I began my teaching career at a small theatre arts high school in Manhattan. Suffice it to say students preferred theatre over mathematics. As a new teacher, it took a few years to get my feet under me while I adapted my teaching to the needs of such a student body. I don't think a veteran teacher in New York City would be surprised to hear that some of my students needed a calculator to multiply a number by 9, were not familiar with the division algorithm, and couldn't tell time on an analog clock. The geometry standards at that time required a student to graphically solve a system of quadratic and linear equations. If I had any success at all, it was only proportional to the degree to which students were enabled to exercise rote memorization, which is no success at all in a course designed to develop genuine problem solving skills.
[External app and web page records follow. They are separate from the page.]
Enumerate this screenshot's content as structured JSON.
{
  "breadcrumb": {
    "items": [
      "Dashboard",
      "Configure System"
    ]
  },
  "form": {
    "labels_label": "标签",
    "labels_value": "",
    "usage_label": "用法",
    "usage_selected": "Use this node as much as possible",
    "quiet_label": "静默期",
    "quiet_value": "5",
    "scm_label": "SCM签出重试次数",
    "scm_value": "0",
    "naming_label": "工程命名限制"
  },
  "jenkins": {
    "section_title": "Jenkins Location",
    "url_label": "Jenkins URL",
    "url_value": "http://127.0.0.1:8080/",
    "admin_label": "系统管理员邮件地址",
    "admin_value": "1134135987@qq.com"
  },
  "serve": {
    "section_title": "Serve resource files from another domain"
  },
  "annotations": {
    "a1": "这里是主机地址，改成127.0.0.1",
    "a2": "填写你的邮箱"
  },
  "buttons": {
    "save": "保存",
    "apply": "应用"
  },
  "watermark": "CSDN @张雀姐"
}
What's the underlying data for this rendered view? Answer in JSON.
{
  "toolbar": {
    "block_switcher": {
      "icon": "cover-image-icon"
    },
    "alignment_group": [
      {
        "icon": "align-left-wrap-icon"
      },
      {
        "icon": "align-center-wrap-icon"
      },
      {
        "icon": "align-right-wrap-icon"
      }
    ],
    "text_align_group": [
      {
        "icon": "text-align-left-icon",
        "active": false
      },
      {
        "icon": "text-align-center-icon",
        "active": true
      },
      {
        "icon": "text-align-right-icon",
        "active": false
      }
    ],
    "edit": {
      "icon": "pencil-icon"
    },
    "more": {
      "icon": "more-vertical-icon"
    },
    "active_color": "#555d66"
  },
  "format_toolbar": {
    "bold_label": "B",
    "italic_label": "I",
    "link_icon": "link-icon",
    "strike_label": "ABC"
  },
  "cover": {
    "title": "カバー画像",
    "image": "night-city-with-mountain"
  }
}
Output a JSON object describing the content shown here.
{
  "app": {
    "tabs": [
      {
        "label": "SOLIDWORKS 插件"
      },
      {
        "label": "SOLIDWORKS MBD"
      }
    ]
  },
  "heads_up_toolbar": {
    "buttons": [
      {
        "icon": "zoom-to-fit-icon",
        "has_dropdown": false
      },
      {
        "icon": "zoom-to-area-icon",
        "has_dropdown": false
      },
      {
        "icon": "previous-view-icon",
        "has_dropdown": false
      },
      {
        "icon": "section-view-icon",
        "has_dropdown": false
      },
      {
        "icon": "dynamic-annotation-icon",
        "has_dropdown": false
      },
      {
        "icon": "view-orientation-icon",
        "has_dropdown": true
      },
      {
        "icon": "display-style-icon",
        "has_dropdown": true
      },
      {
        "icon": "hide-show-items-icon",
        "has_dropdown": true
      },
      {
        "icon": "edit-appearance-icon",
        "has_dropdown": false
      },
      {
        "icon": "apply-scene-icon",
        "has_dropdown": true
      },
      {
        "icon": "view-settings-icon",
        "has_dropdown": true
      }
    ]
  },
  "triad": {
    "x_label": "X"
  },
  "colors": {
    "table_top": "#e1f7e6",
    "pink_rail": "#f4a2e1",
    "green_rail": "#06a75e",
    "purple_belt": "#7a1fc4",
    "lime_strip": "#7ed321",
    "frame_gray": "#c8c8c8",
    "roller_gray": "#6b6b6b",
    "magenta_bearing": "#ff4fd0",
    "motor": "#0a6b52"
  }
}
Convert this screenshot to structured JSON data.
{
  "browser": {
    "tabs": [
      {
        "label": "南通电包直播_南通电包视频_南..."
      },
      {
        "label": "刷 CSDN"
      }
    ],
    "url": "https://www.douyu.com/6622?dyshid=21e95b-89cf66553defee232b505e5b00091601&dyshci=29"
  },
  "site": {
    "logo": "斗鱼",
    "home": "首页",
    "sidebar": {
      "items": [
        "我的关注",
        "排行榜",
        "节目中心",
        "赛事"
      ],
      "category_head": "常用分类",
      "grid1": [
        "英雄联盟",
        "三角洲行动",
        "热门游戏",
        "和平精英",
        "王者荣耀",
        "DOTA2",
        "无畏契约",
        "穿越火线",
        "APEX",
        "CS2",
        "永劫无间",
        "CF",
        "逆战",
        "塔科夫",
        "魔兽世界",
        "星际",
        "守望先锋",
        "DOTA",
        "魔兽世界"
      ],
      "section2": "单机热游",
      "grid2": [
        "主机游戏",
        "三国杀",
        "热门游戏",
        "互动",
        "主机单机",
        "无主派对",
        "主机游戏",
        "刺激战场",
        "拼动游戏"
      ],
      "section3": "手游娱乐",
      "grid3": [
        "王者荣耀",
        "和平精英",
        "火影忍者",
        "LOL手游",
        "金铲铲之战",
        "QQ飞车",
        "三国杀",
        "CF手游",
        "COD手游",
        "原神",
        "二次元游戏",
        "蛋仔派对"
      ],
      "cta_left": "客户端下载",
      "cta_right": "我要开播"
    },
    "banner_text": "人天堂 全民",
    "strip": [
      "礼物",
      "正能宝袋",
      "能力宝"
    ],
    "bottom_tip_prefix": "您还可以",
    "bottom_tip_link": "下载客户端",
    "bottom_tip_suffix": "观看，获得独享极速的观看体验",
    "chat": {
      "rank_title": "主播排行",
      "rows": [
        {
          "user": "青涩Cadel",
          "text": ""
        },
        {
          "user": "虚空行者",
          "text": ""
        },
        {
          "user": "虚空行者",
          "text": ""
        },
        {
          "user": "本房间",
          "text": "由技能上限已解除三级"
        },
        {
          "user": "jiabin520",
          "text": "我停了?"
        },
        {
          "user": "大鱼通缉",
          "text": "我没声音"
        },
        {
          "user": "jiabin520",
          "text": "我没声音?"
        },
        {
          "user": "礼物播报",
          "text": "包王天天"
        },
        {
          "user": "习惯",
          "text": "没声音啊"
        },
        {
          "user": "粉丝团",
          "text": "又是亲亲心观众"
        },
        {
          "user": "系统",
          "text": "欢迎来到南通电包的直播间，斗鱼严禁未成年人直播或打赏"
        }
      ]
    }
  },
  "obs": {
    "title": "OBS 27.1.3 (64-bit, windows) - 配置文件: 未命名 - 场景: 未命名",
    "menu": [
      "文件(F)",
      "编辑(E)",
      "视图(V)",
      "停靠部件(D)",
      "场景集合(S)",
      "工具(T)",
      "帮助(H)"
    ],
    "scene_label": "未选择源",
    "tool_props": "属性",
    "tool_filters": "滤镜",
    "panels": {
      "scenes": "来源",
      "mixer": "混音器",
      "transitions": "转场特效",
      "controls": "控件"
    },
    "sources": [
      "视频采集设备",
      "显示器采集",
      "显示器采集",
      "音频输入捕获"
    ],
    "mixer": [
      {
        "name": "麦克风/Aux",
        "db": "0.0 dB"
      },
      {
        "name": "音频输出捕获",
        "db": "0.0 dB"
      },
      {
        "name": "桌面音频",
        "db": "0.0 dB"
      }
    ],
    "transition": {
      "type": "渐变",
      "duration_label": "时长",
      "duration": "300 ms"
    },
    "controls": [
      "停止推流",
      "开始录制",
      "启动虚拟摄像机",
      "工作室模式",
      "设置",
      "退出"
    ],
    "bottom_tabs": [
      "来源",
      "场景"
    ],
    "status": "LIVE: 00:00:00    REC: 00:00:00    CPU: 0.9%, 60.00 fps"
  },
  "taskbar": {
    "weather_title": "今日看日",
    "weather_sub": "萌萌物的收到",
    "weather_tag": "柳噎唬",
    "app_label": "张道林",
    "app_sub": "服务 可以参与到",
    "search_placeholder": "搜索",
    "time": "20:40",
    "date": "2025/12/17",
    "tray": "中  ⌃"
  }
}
My students hated my class. What we called “exam prep” was really just a daily reminder of how far below grade level they were. I was most successful whenever I could pin a mnemonic on a procedure; I was least successful whenever I tried to explain how it worked. By my third year of teaching, after having forcibly plowed through two years of Regents recitation with abysmal results, I realized I had nothing to lose if I decided to change everything. I stopped letting the pressures of the exam dictate my teaching and I began to ask myself what I wanted students to be able to do and how their existing skills and interests could compliment their experience in my classroom. They needed a mathematical encounter, a tangible experience that could illustrate what math was truly about. When I taught about angles and bisectors, we studied origami folds. The "Parallel Lines" unit became the "Popsicle Stick Bridge" unit. In the similarity unit, we measured the proportions of Barbie and Batman dolls and compared them to our own, life-sized bodies.

It was time-consuming. We once spent four days in a row doing nothing but gluing popsicle sticks. I gave them an exam on similarity in which the diagrams of triangles were replaced with diagrams of Barbie and Batman. I dramatically reduced my emphasis (and associated remediation) on any standard that couldn’t be brought down to earth in a tangible way. We focused on what students could do, see, and build.

As a result, students reported a much more positive experience, came to class on time, completed homework and passed my class against the new requirements. Their Regents scores, on the other hand, barely improved. I did this for two years. In the third year, my principle encouraged me to focus more on the Regents, hoping for a more substantial increase in scores. The following year, my students were dismayed to hear there would be no bridge building unit. We focused on the Regents and, consequently, saw no improvement in Regents scores (nor declination). Interestingly, the passing rate more than doubled when students who had failed the exam after completing my project-oriented curriculum took a single semester of exam prep (their third consecutive semester of geometry.) The same was not true of students who took three semesters of the traditional Regents-focused curriculum.

I can't argue that my project-oriented approach is a more (nor less) effective method for improving Regents scores, but I am certain of one thing: it is a more effective method for teaching students to appreciate and engage in mathematics. None of my students will remember their Regents scores better than the day we stress-tested our popsicle stick bridges because a great education is not about performance on an exam, it is about experience. Today, I may work at a different school, but I continue to develop alternative ways to assess students that emphasizes genuine, real-world experience. While the course may culminate in a Regents or AP exam, what I really want to teach my students does not end there. I would like to encourage other teachers and leaders in education to keep this in mind and continue to ask themselves, “Are we preparing students for what we ourselves want them to be able to do?”

Ben Nockles teaches Geometry and AP Computer Science at Brooklyn Technical High School. He has been a part of the MƒA teacher community since 2007. He blogs about teaching and parenting at